So on draft day, the biggest Heat news came from the player they drafted nine years ago. Dwyane Wade told USA Basketball that he will need surgery on his left knee and will not be able to play in next month’s London Olympics. Wade told The Associated Press that he expects to be recovered from the clean-up procedure in time to begin training camp with the Heat next fall.
“My knee has been an ongoing issue,” Wade wrote on Twitter late Thursday night, “and having surgery and time to re-coup is what I have to do.”
Wade said he made the decision after consulting with doctors. He also spoke about the prospect of surgery with Riley, who applauded Wade’s choice.
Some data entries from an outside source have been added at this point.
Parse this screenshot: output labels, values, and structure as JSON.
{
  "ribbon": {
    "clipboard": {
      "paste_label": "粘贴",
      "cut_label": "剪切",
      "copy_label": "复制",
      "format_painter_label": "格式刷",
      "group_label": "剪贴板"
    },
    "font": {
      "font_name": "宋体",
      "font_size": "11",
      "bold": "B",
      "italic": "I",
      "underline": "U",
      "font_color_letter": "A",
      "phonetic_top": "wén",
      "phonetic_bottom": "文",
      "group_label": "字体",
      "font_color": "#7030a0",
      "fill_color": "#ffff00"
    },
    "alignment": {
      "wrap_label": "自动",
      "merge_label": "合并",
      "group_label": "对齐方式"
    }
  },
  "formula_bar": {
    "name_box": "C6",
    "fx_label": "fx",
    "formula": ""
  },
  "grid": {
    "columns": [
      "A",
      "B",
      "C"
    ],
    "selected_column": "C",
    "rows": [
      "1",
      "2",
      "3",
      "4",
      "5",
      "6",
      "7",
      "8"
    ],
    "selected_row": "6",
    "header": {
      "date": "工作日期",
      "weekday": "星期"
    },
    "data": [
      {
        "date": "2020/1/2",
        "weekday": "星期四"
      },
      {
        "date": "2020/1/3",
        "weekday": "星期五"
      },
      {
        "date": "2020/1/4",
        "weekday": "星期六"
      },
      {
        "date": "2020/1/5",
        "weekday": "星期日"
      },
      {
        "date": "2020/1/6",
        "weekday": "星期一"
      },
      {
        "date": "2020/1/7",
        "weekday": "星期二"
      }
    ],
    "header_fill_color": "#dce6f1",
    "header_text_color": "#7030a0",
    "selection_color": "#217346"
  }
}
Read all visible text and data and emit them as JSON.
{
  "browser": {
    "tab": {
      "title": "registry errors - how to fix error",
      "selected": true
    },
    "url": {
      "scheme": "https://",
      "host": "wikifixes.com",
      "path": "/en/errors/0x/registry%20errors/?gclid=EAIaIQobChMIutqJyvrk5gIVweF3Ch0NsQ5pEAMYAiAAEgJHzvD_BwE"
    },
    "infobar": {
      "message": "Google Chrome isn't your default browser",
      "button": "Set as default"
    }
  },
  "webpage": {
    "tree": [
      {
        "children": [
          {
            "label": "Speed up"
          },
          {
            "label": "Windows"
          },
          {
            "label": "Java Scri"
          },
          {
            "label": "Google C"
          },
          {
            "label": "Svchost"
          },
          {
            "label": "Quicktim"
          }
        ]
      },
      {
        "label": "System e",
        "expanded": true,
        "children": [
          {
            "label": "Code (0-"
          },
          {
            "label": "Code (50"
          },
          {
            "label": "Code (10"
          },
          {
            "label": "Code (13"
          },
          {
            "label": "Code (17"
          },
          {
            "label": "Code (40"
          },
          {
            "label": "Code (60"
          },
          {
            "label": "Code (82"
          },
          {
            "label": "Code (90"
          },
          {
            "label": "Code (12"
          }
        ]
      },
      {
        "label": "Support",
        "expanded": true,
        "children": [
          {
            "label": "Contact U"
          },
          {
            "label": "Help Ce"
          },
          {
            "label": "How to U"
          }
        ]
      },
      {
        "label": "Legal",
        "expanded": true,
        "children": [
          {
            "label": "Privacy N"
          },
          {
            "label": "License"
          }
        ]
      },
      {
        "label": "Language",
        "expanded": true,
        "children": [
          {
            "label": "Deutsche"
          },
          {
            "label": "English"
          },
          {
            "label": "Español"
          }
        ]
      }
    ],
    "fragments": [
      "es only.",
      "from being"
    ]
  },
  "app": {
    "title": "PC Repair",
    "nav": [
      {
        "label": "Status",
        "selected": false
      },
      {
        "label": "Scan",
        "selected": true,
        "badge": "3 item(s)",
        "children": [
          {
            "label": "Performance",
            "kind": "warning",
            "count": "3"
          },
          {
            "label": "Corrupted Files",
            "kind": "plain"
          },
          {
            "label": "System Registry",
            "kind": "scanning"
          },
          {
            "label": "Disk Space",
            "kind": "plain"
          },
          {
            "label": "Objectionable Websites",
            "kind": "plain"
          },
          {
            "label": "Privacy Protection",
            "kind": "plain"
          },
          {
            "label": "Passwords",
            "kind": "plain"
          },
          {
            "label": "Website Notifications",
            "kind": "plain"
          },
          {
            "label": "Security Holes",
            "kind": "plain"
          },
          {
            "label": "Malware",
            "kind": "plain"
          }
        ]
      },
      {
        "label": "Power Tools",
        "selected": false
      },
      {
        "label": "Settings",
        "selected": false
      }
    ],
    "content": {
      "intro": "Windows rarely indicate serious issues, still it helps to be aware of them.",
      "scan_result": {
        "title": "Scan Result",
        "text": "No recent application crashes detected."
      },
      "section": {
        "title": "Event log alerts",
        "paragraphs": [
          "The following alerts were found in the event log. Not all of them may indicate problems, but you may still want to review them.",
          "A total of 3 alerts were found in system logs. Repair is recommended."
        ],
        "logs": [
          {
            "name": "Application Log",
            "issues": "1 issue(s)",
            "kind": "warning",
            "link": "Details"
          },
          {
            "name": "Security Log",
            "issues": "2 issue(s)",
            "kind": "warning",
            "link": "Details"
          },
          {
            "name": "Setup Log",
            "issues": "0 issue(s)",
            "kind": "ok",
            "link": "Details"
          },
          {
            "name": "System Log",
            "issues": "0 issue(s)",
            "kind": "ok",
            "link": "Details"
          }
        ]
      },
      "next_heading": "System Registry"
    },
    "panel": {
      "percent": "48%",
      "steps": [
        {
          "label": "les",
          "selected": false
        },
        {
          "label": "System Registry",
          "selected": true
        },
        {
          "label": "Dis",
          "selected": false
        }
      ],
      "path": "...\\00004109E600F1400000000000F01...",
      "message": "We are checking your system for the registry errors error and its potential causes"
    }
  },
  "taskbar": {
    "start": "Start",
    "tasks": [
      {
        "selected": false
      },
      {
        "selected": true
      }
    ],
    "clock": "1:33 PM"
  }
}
“It’s in his best interest,” Riley said. “It’s a big year for Dwyane. The guy has played with a style over the years that might not be conducive to longevity. We want to make sure whatever it is that has been ailing him is corrected this summer.”
And maybe the most interesting element of the draft in Newark, N.J. was the reaction that any mention of the Heat by Commissioner David Stern elicited. Whenever Stern mentioned the Heat, the crowd booed — loudly.
Moultrie won’t hear those boos when the Heat hit the road next season. The 6-foot-11 forward spent his first two college seasons at Texas-El Paso, where he averaged 9.3 points in 70 games.
This past season, after transferring to Mississippi State, Moultrie averaged 16.4 points and 10.5 rebounds. He was second in the SEC in scoring and led the league in rebounding — coming in ahead of the No. 1 pick, Kentucky’s Anthony Davis in that department.
Hamilton spent two years at Iowa State before transferring to LSU and entering the draft with a year of eligibility remaining. He averaged 12.9 points and 7.2 rebounds as a junior.
Riley said Hamilton may be a candidate to play overseas next season.
“He’s got quick feet, big, takes up a lot of space,” said Riley, who raved about Hamilton’s workout with the Heat and compared him to former Miami center Michael Doleac.
Copyright 2012 The Associated Press.